(Your instructions) Please write out all of the entries exactly as they appear.

(Data excerpts)
☆ ☆ ☆ ☆ ☆ ☆ ☆

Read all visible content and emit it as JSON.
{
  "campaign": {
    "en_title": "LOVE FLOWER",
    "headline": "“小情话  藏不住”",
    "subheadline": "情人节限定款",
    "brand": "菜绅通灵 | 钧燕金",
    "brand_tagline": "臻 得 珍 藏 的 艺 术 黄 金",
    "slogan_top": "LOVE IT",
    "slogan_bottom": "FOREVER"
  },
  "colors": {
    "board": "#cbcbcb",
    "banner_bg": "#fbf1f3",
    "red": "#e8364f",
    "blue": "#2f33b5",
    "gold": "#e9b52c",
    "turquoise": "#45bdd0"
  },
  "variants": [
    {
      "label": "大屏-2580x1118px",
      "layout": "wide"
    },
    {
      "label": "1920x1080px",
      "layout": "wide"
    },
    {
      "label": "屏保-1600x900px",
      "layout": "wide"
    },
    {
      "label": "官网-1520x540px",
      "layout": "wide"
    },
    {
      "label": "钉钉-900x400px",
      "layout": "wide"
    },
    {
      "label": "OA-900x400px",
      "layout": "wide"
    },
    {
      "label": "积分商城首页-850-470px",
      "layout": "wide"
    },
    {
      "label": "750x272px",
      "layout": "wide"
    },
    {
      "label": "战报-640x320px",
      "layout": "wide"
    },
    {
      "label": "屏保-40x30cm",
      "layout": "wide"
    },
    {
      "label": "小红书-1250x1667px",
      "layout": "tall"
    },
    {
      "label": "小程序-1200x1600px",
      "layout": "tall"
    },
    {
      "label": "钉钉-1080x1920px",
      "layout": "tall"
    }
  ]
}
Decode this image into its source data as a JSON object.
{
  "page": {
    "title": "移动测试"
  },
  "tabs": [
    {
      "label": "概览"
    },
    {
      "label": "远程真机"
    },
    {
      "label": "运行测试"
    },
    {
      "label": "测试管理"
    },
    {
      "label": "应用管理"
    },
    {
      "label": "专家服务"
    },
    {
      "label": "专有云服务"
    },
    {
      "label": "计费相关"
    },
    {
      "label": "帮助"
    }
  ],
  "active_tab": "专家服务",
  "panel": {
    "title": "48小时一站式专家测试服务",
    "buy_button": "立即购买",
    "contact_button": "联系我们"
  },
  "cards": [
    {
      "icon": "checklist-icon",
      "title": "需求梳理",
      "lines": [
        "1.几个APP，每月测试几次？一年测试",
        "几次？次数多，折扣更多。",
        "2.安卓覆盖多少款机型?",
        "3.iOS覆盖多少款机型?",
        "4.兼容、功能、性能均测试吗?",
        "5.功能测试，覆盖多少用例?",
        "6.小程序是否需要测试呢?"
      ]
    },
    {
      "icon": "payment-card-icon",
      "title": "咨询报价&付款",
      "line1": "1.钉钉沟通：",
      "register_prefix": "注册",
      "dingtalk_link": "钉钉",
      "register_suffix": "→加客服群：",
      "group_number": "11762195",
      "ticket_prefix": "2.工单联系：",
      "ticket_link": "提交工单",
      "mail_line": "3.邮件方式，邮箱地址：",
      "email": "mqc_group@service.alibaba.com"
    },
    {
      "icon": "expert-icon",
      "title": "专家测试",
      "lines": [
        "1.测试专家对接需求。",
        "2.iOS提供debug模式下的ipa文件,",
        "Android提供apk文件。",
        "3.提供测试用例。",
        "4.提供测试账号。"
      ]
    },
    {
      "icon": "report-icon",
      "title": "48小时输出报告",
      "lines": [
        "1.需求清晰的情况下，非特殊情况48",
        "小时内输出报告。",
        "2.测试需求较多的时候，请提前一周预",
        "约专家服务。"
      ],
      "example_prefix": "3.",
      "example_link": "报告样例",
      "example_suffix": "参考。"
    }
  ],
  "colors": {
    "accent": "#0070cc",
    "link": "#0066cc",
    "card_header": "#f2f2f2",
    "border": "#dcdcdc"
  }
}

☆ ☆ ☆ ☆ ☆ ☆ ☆

(Result for this exercise)
Read all visible content and emit it as JSON.
{
  "campaign": {
    "en_title": "LOVE FLOWER",
    "headline": "“小情话  藏不住”",
    "subheadline": "情人节限定款",
    "brand": "菜绅通灵 | 钧燕金",
    "brand_tagline": "臻 得 珍 藏 的 艺 术 黄 金",
    "slogan_top": "LOVE IT",
    "slogan_bottom": "FOREVER"
  },
  "colors": {
    "board": "#cbcbcb",
    "banner_bg": "#fbf1f3",
    "red": "#e8364f",
    "blue": "#2f33b5",
    "gold": "#e9b52c",
    "turquoise": "#45bdd0"
  },
  "variants": [
    {
      "label": "大屏-2580x1118px",
      "layout": "wide"
    },
    {
      "label": "1920x1080px",
      "layout": "wide"
    },
    {
      "label": "屏保-1600x900px",
      "layout": "wide"
    },
    {
      "label": "官网-1520x540px",
      "layout": "wide"
    },
    {
      "label": "钉钉-900x400px",
      "layout": "wide"
    },
    {
      "label": "OA-900x400px",
      "layout": "wide"
    },
    {
      "label": "积分商城首页-850-470px",
      "layout": "wide"
    },
    {
      "label": "750x272px",
      "layout": "wide"
    },
    {
      "label": "战报-640x320px",
      "layout": "wide"
    },
    {
      "label": "屏保-40x30cm",
      "layout": "wide"
    },
    {
      "label": "小红书-1250x1667px",
      "layout": "tall"
    },
    {
      "label": "小程序-1200x1600px",
      "layout": "tall"
    },
    {
      "label": "钉钉-1080x1920px",
      "layout": "tall"
    }
  ]
}
Decode this image into its source data as a JSON object.
{
  "page": {
    "title": "移动测试"
  },
  "tabs": [
    {
      "label": "概览"
    },
    {
      "label": "远程真机"
    },
    {
      "label": "运行测试"
    },
    {
      "label": "测试管理"
    },
    {
      "label": "应用管理"
    },
    {
      "label": "专家服务"
    },
    {
      "label": "专有云服务"
    },
    {
      "label": "计费相关"
    },
    {
      "label": "帮助"
    }
  ],
  "active_tab": "专家服务",
  "panel": {
    "title": "48小时一站式专家测试服务",
    "buy_button": "立即购买",
    "contact_button": "联系我们"
  },
  "cards": [
    {
      "icon": "checklist-icon",
      "title": "需求梳理",
      "lines": [
        "1.几个APP，每月测试几次？一年测试",
        "几次？次数多，折扣更多。",
        "2.安卓覆盖多少款机型?",
        "3.iOS覆盖多少款机型?",
        "4.兼容、功能、性能均测试吗?",
        "5.功能测试，覆盖多少用例?",
        "6.小程序是否需要测试呢?"
      ]
    },
    {
      "icon": "payment-card-icon",
      "title": "咨询报价&付款",
      "line1": "1.钉钉沟通：",
      "register_prefix": "注册",
      "dingtalk_link": "钉钉",
      "register_suffix": "→加客服群：",
      "group_number": "11762195",
      "ticket_prefix": "2.工单联系：",
      "ticket_link": "提交工单",
      "mail_line": "3.邮件方式，邮箱地址：",
      "email": "mqc_group@service.alibaba.com"
    },
    {
      "icon": "expert-icon",
      "title": "专家测试",
      "lines": [
        "1.测试专家对接需求。",
        "2.iOS提供debug模式下的ipa文件,",
        "Android提供apk文件。",
        "3.提供测试用例。",
        "4.提供测试账号。"
      ]
    },
    {
      "icon": "report-icon",
      "title": "48小时输出报告",
      "lines": [
        "1.需求清晰的情况下，非特殊情况48",
        "小时内输出报告。",
        "2.测试需求较多的时候，请提前一周预",
        "约专家服务。"
      ],
      "example_prefix": "3.",
      "example_link": "报告样例",
      "example_suffix": "参考。"
    }
  ],
  "colors": {
    "accent": "#0070cc",
    "link": "#0066cc",
    "card_header": "#f2f2f2",
    "border": "#dcdcdc"
  }
}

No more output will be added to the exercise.